[What you should do]
The copy must match the data below line for line and contain no images.

[Raw data]
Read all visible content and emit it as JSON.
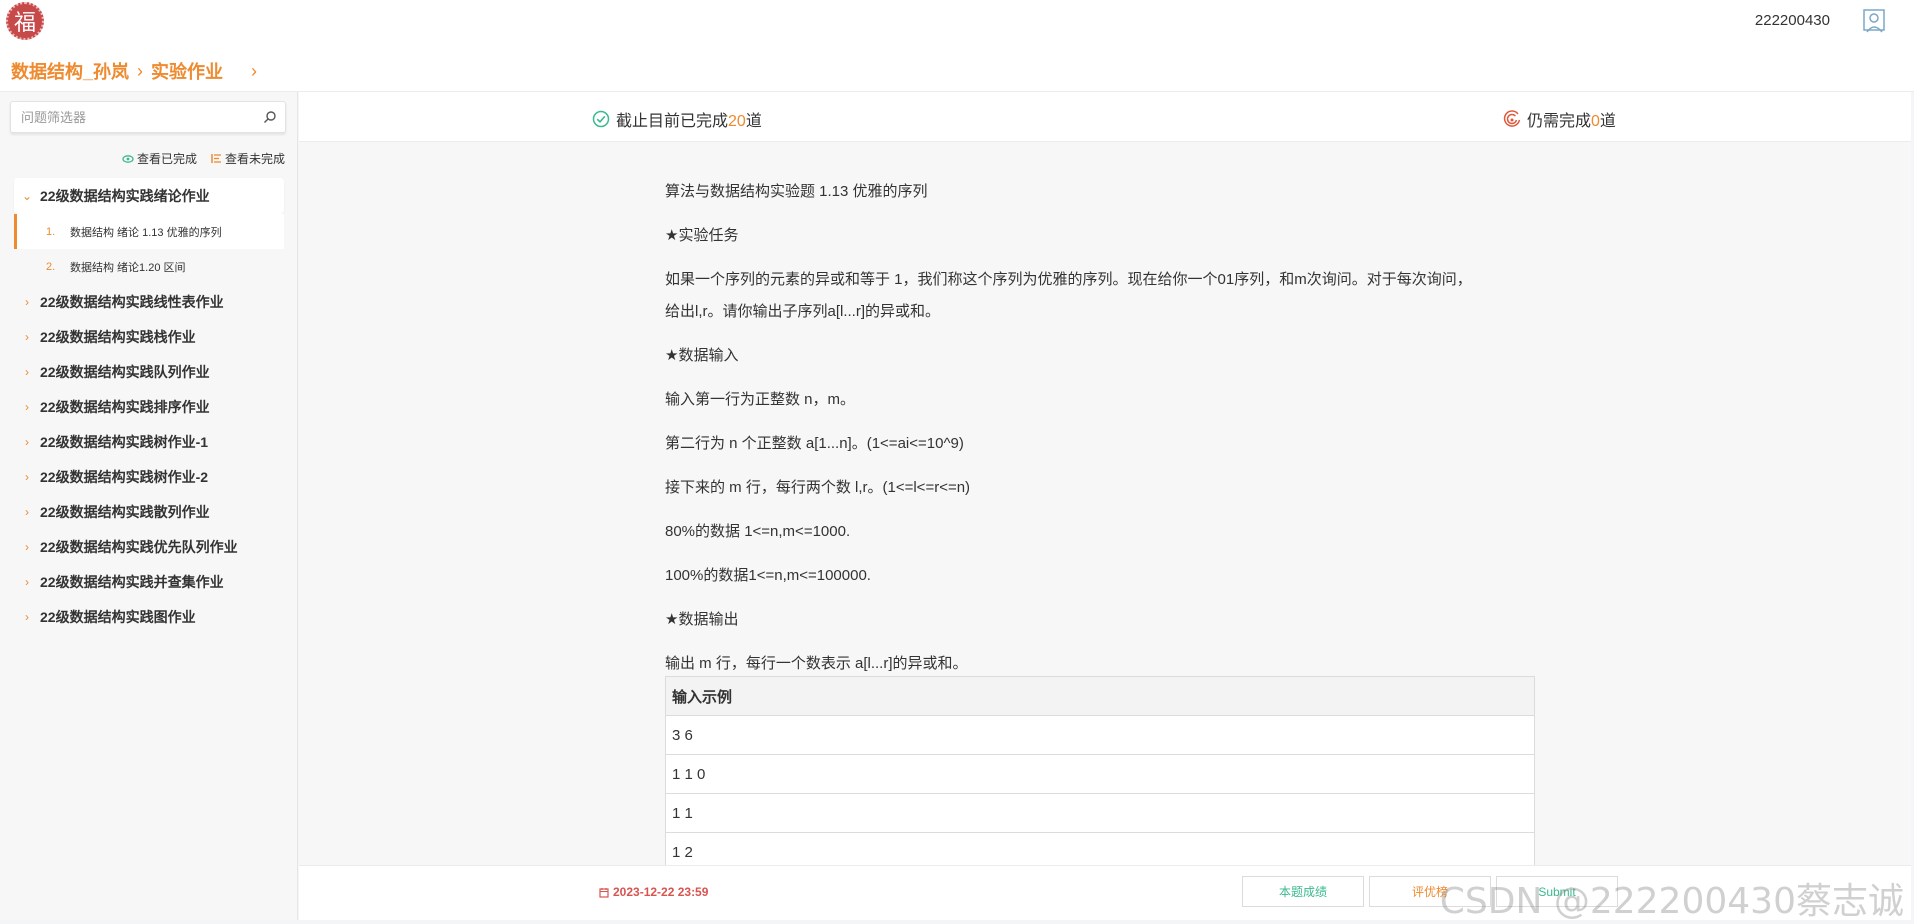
{
  "header": {
    "logo_char": "福",
    "user_id": "222200430",
    "breadcrumb": [
      "数据结构_孙岚",
      "实验作业"
    ]
  },
  "sidebar": {
    "search_placeholder": "问题筛选器",
    "filter_done": "查看已完成",
    "filter_undone": "查看未完成",
    "groups": [
      {
        "label": "22级数据结构实践绪论作业",
        "open": true,
        "items": [
          {
            "num": "1.",
            "label": "数据结构 绪论 1.13 优雅的序列"
          },
          {
            "num": "2.",
            "label": "数据结构 绪论1.20 区间"
          }
        ]
      },
      {
        "label": "22级数据结构实践线性表作业"
      },
      {
        "label": "22级数据结构实践栈作业"
      },
      {
        "label": "22级数据结构实践队列作业"
      },
      {
        "label": "22级数据结构实践排序作业"
      },
      {
        "label": "22级数据结构实践树作业-1"
      },
      {
        "label": "22级数据结构实践树作业-2"
      },
      {
        "label": "22级数据结构实践散列作业"
      },
      {
        "label": "22级数据结构实践优先队列作业"
      },
      {
        "label": "22级数据结构实践并查集作业"
      },
      {
        "label": "22级数据结构实践图作业"
      }
    ]
  },
  "status": {
    "done_prefix": "截止目前已完成",
    "done_count": "20",
    "done_suffix": "道",
    "todo_prefix": "仍需完成",
    "todo_count": "0",
    "todo_suffix": "道"
  },
  "problem": {
    "title": "算法与数据结构实验题 1.13 优雅的序列",
    "task_heading": "★实验任务",
    "task_line1": "如果一个序列的元素的异或和等于 1，我们称这个序列为优雅的序列。现在给你一个01序列，和m次询问。对于每次询问，",
    "task_line2": "给出l,r。请你输出子序列a[l...r]的异或和。",
    "input_heading": "★数据输入",
    "input_line1": "输入第一行为正整数 n，m。",
    "input_line2": "第二行为 n 个正整数 a[1...n]。(1<=ai<=10^9)",
    "input_line3": "接下来的 m 行，每行两个数 l,r。(1<=l<=r<=n)",
    "input_line4": "80%的数据 1<=n,m<=1000.",
    "input_line5": "100%的数据1<=n,m<=100000.",
    "output_heading": "★数据输出",
    "output_line1": "输出 m 行，每行一个数表示 a[l...r]的异或和。",
    "sample_header": "输入示例",
    "sample_rows": [
      "3 6",
      "1 1 0",
      "1 1",
      "1 2"
    ]
  },
  "footer": {
    "deadline": "2023-12-22 23:59",
    "btn_score": "本题成绩",
    "btn_rank": "评优榜",
    "btn_submit": "Submit"
  },
  "watermark": "CSDN @222200430蔡志诚",
  "colors": {
    "accent": "#ee8a2f",
    "success": "#3bb98f",
    "danger": "#d9534f"
  }
}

[Result]
Read all visible content and emit it as JSON.
{
  "header": {
    "logo_char": "福",
    "user_id": "222200430",
    "breadcrumb": [
      "数据结构_孙岚",
      "实验作业"
    ]
  },
  "sidebar": {
    "search_placeholder": "问题筛选器",
    "filter_done": "查看已完成",
    "filter_undone": "查看未完成",
    "groups": [
      {
        "label": "22级数据结构实践绪论作业",
        "open": true,
        "items": [
          {
            "num": "1.",
            "label": "数据结构 绪论 1.13 优雅的序列"
          },
          {
            "num": "2.",
            "label": "数据结构 绪论1.20 区间"
          }
        ]
      },
      {
        "label": "22级数据结构实践线性表作业"
      },
      {
        "label": "22级数据结构实践栈作业"
      },
      {
        "label": "22级数据结构实践队列作业"
      },
      {
        "label": "22级数据结构实践排序作业"
      },
      {
        "label": "22级数据结构实践树作业-1"
      },
      {
        "label": "22级数据结构实践树作业-2"
      },
      {
        "label": "22级数据结构实践散列作业"
      },
      {
        "label": "22级数据结构实践优先队列作业"
      },
      {
        "label": "22级数据结构实践并查集作业"
      },
      {
        "label": "22级数据结构实践图作业"
      }
    ]
  },
  "status": {
    "done_prefix": "截止目前已完成",
    "done_count": "20",
    "done_suffix": "道",
    "todo_prefix": "仍需完成",
    "todo_count": "0",
    "todo_suffix": "道"
  },
  "problem": {
    "title": "算法与数据结构实验题 1.13 优雅的序列",
    "task_heading": "★实验任务",
    "task_line1": "如果一个序列的元素的异或和等于 1，我们称这个序列为优雅的序列。现在给你一个01序列，和m次询问。对于每次询问，",
    "task_line2": "给出l,r。请你输出子序列a[l...r]的异或和。",
    "input_heading": "★数据输入",
    "input_line1": "输入第一行为正整数 n，m。",
    "input_line2": "第二行为 n 个正整数 a[1...n]。(1<=ai<=10^9)",
    "input_line3": "接下来的 m 行，每行两个数 l,r。(1<=l<=r<=n)",
    "input_line4": "80%的数据 1<=n,m<=1000.",
    "input_line5": "100%的数据1<=n,m<=100000.",
    "output_heading": "★数据输出",
    "output_line1": "输出 m 行，每行一个数表示 a[l...r]的异或和。",
    "sample_header": "输入示例",
    "sample_rows": [
      "3 6",
      "1 1 0",
      "1 1",
      "1 2"
    ]
  },
  "footer": {
    "deadline": "2023-12-22 23:59",
    "btn_score": "本题成绩",
    "btn_rank": "评优榜",
    "btn_submit": "Submit"
  },
  "watermark": "CSDN @222200430蔡志诚",
  "colors": {
    "accent": "#ee8a2f",
    "success": "#3bb98f",
    "danger": "#d9534f"
  }
}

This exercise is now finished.